Your objective:
Find every line in the records below that contains the word "date", and copy each such line.

--- Provided information ---

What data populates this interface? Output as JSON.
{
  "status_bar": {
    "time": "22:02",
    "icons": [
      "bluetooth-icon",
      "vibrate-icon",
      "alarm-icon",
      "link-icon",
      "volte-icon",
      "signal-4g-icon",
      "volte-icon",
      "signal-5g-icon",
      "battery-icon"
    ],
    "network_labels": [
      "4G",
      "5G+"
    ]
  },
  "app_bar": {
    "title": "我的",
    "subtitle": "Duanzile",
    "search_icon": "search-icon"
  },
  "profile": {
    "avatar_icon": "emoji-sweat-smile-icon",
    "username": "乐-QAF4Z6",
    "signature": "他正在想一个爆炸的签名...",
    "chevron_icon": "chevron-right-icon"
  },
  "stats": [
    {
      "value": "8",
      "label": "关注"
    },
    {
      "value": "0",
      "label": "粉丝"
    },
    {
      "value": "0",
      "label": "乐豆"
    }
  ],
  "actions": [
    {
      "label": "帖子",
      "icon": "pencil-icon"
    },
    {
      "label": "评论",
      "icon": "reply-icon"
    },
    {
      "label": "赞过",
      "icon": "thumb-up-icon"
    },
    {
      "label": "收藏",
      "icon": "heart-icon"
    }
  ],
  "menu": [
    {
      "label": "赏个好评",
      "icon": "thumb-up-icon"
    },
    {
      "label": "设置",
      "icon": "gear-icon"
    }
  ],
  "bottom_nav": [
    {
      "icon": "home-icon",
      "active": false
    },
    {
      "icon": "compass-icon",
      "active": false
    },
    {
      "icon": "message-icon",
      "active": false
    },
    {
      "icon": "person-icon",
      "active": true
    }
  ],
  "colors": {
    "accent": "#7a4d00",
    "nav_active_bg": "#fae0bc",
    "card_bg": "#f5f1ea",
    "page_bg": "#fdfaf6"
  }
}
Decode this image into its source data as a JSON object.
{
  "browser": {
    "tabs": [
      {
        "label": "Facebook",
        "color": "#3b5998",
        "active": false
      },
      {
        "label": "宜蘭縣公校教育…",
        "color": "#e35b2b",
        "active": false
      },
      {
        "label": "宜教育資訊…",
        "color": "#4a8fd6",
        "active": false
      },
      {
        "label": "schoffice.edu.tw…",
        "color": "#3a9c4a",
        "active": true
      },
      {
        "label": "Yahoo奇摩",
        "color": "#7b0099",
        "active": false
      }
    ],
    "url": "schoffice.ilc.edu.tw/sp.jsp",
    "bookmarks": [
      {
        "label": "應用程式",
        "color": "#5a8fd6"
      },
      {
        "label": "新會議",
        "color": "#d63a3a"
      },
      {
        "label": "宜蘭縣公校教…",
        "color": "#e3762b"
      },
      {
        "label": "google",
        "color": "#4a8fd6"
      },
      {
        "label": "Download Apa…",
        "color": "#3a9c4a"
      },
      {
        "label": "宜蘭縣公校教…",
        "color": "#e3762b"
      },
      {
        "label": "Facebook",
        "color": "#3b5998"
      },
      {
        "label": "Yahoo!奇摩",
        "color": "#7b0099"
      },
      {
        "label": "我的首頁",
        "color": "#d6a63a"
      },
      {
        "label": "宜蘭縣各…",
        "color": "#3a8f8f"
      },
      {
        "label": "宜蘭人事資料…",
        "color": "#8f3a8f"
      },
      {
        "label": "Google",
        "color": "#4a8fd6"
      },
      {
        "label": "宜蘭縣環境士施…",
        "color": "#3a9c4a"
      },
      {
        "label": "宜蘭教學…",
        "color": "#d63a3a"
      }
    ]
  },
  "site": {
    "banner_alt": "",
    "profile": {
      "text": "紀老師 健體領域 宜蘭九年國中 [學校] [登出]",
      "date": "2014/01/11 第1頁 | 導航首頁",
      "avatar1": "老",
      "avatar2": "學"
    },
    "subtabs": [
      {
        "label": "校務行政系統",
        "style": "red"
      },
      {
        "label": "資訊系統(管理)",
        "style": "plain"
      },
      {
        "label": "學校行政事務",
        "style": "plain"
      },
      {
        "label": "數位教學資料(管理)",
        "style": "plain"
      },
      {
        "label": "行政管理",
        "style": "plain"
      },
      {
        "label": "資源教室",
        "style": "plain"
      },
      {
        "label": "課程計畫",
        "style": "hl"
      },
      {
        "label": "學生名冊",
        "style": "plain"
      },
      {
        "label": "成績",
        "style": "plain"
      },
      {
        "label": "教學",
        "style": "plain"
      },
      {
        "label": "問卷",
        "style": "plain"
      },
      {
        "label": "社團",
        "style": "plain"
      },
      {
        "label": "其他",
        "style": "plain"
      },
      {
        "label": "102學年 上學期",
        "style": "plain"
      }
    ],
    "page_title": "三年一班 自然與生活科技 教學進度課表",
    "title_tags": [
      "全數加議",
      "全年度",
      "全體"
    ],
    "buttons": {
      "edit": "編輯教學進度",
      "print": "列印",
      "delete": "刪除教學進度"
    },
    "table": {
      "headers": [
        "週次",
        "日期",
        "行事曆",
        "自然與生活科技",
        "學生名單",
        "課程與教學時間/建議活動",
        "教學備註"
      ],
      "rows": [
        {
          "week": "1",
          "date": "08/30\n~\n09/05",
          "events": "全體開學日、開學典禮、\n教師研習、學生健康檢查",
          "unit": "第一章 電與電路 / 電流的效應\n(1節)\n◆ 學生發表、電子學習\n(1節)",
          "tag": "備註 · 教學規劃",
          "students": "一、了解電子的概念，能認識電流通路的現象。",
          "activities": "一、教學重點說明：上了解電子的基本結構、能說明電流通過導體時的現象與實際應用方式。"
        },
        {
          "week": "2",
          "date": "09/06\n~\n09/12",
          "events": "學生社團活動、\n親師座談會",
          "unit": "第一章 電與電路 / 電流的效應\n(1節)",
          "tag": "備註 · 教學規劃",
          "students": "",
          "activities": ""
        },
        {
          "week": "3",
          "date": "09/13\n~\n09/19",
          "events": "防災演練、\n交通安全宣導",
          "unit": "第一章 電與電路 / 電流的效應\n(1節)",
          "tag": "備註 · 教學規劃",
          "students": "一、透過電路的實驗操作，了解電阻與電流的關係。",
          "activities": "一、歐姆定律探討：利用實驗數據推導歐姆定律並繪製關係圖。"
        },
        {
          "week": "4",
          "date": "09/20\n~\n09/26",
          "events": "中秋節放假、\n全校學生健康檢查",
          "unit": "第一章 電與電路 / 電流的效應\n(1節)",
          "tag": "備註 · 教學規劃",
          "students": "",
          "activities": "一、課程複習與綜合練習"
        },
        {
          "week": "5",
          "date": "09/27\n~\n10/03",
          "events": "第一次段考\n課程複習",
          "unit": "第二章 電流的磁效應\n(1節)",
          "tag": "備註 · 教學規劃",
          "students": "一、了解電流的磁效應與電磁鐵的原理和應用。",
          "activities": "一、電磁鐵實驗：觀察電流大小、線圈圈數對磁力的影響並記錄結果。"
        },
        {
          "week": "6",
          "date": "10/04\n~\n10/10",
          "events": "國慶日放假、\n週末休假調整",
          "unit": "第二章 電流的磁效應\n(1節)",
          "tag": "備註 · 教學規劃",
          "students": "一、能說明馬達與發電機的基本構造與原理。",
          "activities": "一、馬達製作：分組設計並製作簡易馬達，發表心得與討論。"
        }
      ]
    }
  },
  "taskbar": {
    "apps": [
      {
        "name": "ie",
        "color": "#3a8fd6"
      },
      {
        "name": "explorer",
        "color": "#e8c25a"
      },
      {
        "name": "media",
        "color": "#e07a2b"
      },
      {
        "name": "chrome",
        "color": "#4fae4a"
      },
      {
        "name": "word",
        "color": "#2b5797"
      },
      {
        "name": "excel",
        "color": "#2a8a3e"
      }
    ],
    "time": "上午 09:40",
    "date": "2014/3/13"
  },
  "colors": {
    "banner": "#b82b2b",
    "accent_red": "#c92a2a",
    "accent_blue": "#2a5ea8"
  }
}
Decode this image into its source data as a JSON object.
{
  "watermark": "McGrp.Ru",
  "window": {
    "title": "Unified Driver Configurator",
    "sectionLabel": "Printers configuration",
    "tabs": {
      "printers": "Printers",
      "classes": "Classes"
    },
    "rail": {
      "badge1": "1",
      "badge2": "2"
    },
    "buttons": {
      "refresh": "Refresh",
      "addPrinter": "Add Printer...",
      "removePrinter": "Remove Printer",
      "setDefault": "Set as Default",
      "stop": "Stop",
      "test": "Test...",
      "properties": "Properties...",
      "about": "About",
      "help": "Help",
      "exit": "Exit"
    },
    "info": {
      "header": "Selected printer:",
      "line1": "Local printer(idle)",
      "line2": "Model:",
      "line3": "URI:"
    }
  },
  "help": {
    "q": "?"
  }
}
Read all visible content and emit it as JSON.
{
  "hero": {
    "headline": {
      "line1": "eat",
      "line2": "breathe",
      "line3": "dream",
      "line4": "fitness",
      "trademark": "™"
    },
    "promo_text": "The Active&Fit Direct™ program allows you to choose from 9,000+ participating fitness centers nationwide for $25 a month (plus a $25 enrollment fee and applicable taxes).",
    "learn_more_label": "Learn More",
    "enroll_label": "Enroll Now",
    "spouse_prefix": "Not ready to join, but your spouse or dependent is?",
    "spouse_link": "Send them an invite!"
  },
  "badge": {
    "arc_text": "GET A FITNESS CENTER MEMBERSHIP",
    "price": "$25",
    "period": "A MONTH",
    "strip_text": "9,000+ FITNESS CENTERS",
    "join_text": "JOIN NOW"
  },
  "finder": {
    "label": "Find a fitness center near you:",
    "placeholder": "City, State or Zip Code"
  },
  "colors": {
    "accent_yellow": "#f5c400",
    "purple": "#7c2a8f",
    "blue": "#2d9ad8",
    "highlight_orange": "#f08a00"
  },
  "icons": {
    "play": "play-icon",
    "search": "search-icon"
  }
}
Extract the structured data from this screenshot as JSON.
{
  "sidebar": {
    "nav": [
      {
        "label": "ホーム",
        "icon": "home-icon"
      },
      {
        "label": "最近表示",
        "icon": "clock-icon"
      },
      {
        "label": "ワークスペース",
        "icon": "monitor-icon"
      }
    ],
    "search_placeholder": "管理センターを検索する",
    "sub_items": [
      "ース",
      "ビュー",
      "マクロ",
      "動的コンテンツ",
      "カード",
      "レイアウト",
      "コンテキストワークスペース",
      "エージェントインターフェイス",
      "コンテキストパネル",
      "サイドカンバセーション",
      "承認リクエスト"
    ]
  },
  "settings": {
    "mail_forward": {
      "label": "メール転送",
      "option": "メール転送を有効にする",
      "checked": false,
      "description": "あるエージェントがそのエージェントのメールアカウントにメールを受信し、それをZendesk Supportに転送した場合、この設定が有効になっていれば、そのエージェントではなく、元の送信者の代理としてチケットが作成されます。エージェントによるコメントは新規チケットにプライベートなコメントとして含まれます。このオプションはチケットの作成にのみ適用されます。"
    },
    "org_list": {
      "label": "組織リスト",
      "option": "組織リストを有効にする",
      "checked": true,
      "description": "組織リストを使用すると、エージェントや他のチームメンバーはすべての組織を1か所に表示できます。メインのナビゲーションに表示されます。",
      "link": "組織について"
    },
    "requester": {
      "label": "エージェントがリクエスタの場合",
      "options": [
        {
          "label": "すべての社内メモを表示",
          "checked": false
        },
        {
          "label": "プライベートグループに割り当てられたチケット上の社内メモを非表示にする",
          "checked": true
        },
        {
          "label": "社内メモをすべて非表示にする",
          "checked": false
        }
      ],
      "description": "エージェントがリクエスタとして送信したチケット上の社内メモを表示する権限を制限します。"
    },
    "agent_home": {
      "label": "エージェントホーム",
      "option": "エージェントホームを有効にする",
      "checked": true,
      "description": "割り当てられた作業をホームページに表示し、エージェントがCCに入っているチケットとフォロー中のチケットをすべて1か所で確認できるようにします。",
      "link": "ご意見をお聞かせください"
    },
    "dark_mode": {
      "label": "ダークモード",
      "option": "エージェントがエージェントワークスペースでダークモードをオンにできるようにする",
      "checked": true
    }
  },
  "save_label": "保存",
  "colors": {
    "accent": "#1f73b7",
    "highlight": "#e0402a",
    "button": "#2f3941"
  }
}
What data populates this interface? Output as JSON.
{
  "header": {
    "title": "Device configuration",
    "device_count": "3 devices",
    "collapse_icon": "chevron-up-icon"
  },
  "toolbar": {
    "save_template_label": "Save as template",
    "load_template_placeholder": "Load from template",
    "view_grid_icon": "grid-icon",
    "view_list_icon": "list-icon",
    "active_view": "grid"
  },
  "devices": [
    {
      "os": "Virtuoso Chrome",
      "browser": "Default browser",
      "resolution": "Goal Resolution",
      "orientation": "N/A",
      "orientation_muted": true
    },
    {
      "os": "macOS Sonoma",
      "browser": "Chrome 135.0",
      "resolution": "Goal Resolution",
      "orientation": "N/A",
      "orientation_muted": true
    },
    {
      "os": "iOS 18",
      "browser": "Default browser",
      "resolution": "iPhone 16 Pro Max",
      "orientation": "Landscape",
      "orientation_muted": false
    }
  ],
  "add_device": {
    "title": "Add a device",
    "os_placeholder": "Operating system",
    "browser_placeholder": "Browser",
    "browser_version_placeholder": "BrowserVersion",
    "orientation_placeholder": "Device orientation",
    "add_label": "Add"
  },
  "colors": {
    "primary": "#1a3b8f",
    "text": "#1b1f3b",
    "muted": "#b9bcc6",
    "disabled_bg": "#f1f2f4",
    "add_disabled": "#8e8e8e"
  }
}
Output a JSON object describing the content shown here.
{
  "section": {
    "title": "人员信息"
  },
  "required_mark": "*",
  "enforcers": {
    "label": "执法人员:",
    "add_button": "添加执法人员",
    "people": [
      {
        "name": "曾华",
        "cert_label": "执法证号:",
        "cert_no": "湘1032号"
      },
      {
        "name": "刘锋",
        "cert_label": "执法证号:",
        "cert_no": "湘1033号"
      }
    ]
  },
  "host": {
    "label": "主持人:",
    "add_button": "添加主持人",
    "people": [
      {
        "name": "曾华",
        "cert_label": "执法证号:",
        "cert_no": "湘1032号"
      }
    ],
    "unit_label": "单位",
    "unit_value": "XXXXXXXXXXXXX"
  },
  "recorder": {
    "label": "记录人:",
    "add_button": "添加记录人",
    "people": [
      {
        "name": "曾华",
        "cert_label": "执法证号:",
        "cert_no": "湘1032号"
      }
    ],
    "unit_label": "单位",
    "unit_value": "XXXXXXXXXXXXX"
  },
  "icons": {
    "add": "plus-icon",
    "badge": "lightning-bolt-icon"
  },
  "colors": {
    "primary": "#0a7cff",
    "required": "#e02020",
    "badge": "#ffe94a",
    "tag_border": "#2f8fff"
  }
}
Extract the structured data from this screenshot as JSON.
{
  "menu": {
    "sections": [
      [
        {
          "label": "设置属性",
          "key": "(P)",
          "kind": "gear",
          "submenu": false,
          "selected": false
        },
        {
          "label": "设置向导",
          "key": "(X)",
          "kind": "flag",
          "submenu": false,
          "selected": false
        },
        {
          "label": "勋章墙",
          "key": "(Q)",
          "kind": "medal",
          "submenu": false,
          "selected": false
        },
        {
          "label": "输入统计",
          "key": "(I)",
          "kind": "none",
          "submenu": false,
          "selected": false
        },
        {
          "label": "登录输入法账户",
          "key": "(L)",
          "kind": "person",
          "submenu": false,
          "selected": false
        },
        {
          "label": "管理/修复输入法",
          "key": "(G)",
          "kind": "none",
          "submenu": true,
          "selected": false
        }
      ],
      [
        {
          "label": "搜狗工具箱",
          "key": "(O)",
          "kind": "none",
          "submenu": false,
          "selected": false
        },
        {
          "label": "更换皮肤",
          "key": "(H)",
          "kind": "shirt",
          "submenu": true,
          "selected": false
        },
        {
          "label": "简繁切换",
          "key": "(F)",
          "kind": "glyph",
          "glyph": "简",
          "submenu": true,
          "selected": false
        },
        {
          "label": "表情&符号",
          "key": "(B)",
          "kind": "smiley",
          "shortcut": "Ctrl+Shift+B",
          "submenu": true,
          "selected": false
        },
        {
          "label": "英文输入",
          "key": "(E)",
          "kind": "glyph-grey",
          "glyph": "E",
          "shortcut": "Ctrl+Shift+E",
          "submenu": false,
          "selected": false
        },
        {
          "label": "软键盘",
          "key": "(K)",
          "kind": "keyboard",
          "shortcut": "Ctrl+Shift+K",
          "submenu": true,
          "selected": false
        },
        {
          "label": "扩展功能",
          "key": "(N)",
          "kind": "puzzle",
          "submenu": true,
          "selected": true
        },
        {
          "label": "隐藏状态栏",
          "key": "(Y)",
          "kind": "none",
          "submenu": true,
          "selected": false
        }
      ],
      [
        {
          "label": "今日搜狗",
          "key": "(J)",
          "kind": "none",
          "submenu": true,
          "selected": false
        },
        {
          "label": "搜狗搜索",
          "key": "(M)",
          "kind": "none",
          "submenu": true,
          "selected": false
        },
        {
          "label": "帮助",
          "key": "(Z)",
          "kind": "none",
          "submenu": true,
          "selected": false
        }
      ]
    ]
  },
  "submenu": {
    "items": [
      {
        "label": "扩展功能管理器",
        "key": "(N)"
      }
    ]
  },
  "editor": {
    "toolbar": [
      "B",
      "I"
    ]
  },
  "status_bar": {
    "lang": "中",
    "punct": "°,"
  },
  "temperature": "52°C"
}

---

Answer space:
      "date": "2014/01/11 第1頁 | 導航首頁",
          "date": "08/30\n~\n09/05",
          "date": "09/06\n~\n09/12",
          "date": "09/13\n~\n09/19",
          "date": "09/20\n~\n09/26",
          "date": "09/27\n~\n10/03",
          "date": "10/04\n~\n10/10",
    "date": "2014/3/13"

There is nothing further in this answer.